▶ Required work: Below is a listing. Copy each line of it that holds the word "products".

▶ Supplied data:

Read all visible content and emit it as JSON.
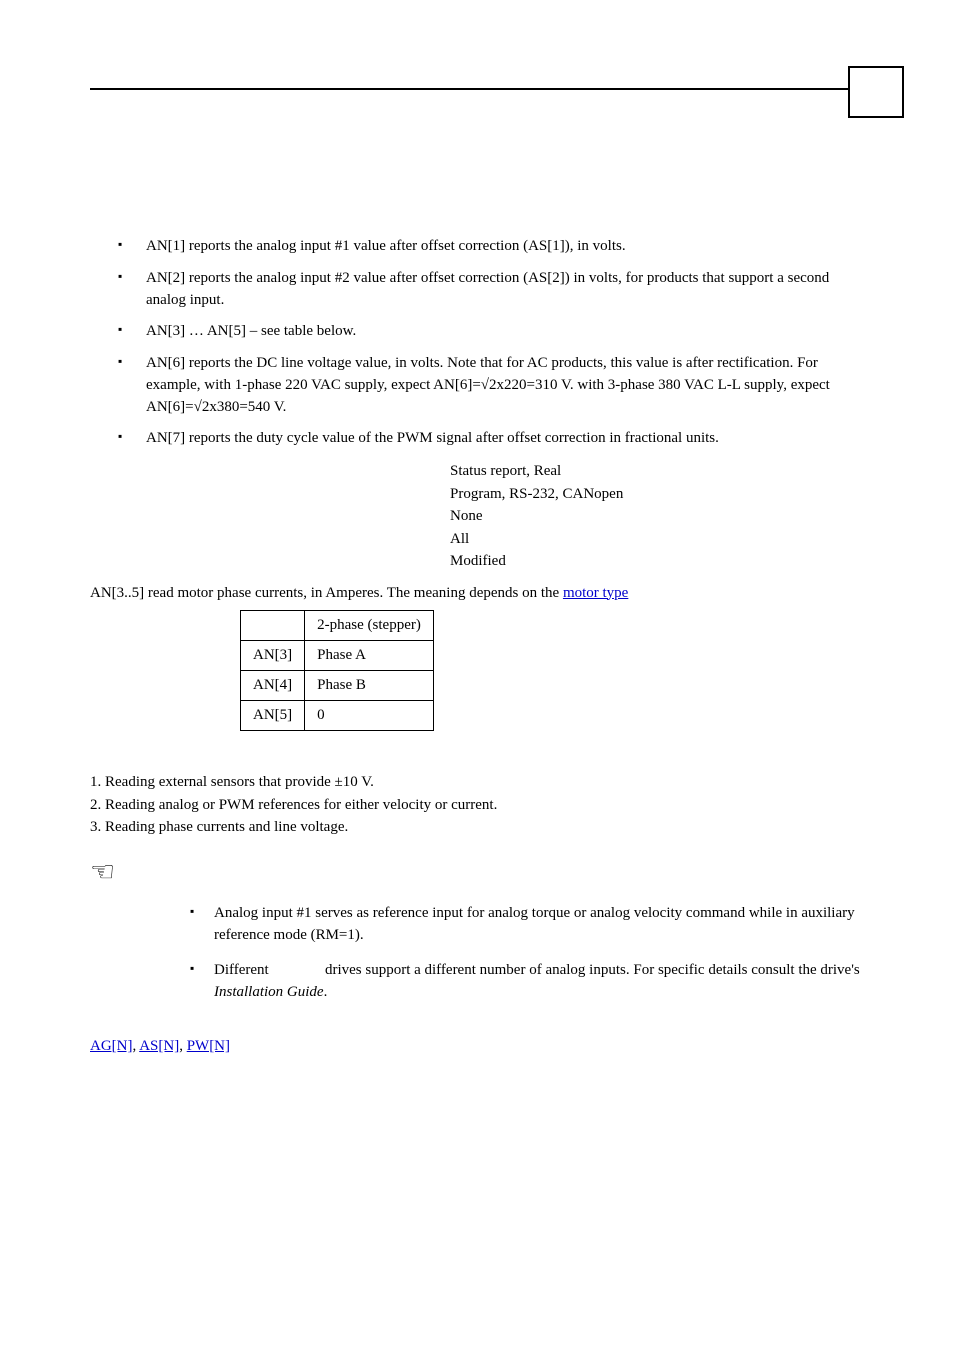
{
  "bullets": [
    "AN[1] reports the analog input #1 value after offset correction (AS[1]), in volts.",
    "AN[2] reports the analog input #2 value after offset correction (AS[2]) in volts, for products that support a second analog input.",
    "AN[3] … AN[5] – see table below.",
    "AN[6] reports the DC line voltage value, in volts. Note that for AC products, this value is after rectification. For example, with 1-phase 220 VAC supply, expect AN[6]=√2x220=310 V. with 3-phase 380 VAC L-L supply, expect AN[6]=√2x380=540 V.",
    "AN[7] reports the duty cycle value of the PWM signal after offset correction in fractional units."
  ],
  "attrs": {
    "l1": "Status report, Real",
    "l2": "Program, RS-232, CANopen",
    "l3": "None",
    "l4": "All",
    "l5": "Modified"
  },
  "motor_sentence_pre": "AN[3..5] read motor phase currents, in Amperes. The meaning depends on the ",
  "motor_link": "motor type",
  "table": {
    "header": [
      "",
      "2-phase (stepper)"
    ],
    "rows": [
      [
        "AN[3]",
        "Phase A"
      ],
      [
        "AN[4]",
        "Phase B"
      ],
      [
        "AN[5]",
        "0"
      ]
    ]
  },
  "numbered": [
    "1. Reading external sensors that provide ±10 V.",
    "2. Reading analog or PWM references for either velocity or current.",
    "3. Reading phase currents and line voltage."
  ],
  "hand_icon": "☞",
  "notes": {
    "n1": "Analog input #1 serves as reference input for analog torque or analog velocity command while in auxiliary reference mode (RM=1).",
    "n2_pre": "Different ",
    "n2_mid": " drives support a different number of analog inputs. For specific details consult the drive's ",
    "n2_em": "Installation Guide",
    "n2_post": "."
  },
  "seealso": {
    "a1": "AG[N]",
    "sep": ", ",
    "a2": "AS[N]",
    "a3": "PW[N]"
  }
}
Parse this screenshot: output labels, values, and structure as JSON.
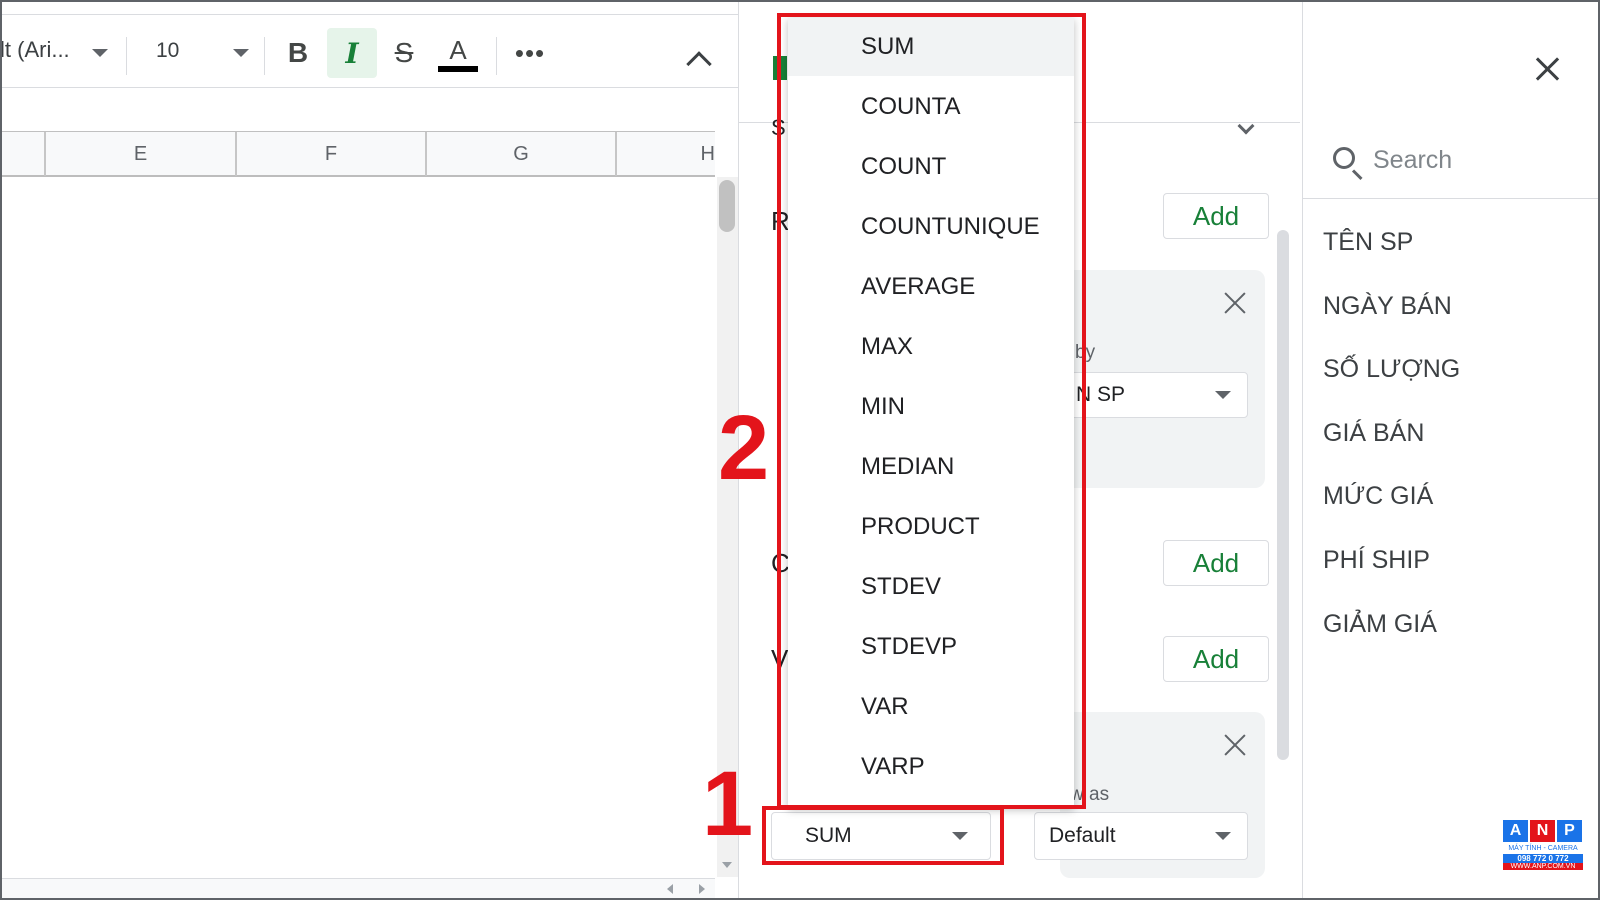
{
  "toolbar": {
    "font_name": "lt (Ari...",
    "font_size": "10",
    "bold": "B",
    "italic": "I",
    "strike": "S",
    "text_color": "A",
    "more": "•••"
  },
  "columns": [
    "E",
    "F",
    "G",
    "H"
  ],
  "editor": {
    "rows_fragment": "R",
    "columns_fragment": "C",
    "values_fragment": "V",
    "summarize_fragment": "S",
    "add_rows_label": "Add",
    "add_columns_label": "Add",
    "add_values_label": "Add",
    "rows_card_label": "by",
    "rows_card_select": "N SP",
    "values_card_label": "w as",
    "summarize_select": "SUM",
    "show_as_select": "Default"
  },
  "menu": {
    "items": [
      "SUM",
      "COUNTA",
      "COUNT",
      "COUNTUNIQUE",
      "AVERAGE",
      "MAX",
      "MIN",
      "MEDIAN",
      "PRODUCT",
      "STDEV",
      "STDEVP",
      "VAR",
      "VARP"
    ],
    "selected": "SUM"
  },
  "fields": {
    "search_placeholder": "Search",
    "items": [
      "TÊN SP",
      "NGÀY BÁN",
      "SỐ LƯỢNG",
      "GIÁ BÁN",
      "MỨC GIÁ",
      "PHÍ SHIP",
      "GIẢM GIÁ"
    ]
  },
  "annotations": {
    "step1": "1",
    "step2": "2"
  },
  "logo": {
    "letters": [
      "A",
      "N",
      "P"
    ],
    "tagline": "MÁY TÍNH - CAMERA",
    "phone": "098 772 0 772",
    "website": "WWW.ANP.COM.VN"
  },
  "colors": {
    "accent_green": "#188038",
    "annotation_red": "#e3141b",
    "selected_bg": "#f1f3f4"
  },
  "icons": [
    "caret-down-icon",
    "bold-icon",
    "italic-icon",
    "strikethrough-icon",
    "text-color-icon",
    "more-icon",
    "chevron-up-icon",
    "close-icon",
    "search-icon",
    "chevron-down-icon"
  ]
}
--
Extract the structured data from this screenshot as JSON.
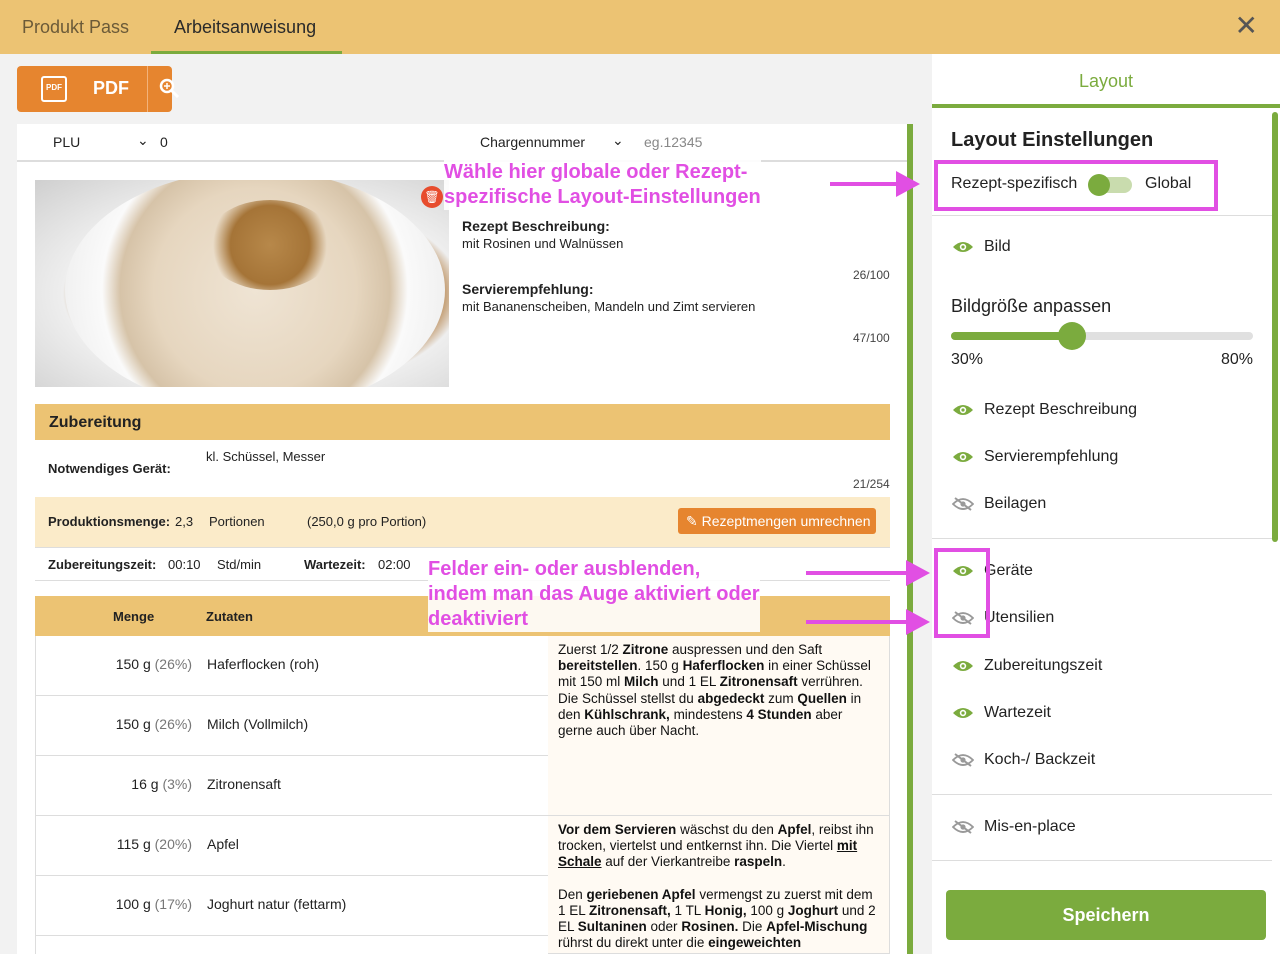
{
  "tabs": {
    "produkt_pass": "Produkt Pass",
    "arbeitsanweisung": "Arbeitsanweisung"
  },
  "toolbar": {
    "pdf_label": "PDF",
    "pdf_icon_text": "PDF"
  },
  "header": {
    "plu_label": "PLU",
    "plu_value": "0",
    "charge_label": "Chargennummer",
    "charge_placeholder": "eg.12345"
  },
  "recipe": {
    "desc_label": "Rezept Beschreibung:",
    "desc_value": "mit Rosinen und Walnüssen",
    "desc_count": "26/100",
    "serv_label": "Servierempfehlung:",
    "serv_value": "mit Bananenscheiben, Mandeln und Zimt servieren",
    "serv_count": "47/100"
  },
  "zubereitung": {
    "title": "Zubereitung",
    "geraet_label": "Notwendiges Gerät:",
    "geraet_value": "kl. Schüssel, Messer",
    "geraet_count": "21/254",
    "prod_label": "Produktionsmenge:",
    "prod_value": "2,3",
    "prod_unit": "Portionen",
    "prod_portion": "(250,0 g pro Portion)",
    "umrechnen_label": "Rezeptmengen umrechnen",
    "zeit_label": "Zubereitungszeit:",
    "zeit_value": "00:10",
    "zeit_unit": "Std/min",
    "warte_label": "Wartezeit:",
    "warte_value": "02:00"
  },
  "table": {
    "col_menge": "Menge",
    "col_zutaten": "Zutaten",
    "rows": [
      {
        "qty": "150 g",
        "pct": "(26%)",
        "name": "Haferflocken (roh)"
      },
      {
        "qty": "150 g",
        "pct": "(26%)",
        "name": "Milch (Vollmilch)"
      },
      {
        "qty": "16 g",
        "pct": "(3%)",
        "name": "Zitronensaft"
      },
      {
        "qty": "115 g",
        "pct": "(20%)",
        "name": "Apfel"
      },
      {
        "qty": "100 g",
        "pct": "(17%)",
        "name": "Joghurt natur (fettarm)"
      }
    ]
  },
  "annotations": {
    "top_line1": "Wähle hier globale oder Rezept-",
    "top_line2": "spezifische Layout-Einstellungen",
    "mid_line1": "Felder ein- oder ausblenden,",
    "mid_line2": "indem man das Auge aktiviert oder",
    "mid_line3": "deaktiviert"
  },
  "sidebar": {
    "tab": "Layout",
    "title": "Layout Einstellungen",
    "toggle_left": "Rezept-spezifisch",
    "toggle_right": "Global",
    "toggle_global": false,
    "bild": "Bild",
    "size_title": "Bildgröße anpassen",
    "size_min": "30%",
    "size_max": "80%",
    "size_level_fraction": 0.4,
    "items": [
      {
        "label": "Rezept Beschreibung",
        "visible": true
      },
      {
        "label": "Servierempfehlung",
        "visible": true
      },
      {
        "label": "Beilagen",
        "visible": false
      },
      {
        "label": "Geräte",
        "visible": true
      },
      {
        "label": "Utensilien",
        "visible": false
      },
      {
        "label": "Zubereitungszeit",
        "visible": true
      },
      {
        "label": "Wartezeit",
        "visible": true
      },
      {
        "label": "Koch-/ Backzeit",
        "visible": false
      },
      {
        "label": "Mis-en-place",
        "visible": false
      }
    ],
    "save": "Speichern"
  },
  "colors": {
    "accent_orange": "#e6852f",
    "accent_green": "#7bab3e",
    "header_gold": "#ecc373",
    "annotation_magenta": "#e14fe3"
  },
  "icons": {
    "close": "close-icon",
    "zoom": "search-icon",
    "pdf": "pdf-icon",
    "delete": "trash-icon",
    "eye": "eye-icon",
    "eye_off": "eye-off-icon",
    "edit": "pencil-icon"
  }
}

▶ Written response:
    "AN[2] reports the analog input #2 value after offset correction (AS[2]) in volts, for products that support a second analog input.",
    "AN[6] reports the DC line voltage value, in volts. Note that for AC products, this value is after rectification. For example, with 1-phase 220 VAC supply, expect AN[6]=√2x220=310 V. with 3-phase 380 VAC L-L supply, expect AN[6]=√2x380=540 V.",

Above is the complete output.